§ Your assignment
Filter the entries and keep only the lines where the string "霍甜焙客" appears.

(Data about app and page elements)

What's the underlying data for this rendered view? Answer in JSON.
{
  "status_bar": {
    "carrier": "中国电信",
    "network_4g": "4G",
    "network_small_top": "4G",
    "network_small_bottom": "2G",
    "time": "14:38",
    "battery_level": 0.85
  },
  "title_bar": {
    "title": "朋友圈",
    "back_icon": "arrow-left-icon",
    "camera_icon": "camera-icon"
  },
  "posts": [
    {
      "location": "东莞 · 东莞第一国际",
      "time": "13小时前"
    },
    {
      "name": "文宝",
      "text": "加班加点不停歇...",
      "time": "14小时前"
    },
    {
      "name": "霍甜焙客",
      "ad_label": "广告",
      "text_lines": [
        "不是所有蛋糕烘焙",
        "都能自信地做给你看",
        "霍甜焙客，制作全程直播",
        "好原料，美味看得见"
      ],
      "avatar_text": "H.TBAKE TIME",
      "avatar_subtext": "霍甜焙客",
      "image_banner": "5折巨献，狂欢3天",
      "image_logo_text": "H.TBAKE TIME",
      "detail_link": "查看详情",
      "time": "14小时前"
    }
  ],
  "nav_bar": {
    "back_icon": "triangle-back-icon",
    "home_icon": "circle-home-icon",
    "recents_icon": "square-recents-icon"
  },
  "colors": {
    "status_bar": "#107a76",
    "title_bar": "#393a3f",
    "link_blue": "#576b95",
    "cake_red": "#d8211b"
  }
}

§ Reply to the task
      "name": "霍甜焙客",
        "霍甜焙客，制作全程直播",
      "avatar_subtext": "霍甜焙客",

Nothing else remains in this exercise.